Read Yoga District Instructor Dani’s thoughts on yoga’s evolution from spiritual practice to physical exercise – and back again to the spiritual:
Is practicing meditation or asana without the devotion to the original religious texts with which yoga was inspired still considered to be yoga? This article written by Antonia Blumberg for Huffington Post states that “Yoga’s rising global popularity has led to disagreements about what constitutes an authentic yoga practice – and about who is qualified to say what’s authentic and what’s not.”
With yoga becoming even more popular, are we really delving into yoga as the ancient texts refer to it, or are we merely using yoga as a doorway to the many benefits it brings, without the attachment to the spiritual side?
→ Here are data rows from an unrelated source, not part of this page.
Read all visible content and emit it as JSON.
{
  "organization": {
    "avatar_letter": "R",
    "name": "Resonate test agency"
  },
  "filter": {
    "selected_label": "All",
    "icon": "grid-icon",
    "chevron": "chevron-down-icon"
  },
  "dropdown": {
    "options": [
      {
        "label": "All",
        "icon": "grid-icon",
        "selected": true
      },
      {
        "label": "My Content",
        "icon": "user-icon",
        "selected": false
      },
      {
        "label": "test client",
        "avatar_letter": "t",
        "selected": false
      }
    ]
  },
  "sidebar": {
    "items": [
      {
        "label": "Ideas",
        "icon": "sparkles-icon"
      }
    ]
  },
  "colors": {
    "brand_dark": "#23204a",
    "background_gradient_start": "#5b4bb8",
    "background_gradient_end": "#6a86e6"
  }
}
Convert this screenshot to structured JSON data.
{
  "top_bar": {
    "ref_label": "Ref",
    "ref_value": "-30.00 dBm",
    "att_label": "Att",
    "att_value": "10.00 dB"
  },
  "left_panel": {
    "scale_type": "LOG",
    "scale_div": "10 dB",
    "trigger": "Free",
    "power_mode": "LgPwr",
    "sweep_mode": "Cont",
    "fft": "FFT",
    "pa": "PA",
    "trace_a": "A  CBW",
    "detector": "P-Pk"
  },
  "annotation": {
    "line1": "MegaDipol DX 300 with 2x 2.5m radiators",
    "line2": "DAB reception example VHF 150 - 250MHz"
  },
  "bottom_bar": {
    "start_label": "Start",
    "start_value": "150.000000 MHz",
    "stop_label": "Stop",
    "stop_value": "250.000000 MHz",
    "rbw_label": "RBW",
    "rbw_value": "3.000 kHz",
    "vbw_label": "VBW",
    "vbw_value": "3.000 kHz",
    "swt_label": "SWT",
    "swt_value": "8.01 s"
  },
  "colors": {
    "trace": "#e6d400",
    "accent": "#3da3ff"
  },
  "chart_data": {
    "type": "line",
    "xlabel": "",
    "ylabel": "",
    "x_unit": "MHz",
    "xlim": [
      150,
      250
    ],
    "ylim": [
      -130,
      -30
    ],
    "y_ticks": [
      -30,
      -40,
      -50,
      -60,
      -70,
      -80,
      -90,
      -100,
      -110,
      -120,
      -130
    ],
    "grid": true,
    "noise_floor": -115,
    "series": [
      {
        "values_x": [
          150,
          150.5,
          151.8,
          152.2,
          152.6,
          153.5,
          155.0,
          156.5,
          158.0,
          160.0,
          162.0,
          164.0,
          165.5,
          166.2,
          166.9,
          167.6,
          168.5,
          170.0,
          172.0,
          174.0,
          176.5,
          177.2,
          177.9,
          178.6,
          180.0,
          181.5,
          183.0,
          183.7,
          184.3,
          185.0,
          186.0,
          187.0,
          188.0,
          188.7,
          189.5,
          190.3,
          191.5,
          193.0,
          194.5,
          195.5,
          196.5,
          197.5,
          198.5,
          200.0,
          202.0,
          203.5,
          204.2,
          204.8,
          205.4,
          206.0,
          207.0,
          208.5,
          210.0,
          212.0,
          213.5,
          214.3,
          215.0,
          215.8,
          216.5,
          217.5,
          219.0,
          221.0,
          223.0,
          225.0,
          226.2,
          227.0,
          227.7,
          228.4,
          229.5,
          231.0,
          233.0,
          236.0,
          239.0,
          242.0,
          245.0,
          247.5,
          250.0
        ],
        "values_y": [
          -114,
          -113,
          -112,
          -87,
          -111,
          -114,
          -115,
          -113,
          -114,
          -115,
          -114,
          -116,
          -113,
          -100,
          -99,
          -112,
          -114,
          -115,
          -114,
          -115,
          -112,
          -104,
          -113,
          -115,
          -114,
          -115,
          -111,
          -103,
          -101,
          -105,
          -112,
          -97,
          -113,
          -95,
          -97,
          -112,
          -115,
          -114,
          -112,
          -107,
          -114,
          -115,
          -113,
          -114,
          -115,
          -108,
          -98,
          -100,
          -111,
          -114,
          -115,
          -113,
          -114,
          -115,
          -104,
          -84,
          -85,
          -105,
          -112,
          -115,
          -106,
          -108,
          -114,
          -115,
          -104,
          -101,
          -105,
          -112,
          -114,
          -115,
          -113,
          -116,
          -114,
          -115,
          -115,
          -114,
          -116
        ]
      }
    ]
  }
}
With yoga rooted heavily in the ancient texts of the Bhagavad-Gita and the Vedas, is the practice of yoga, by default, a religious practice? Blumberg speaks to the approach that yoga is of such benefit, that it should be “spread to the masses,” but that is bringing about some controversy when it comes to the religious attachments that yoga brings.
Can yoga become a blending of the two concepts and still be considered yoga? Is yoga evolving to encompass both the spiritual side, even if that is not the initial reason one comes to the practice, along with the physical benefits?
There is also a great podcast linked at the bottom of the article that dives into these questions a bit more.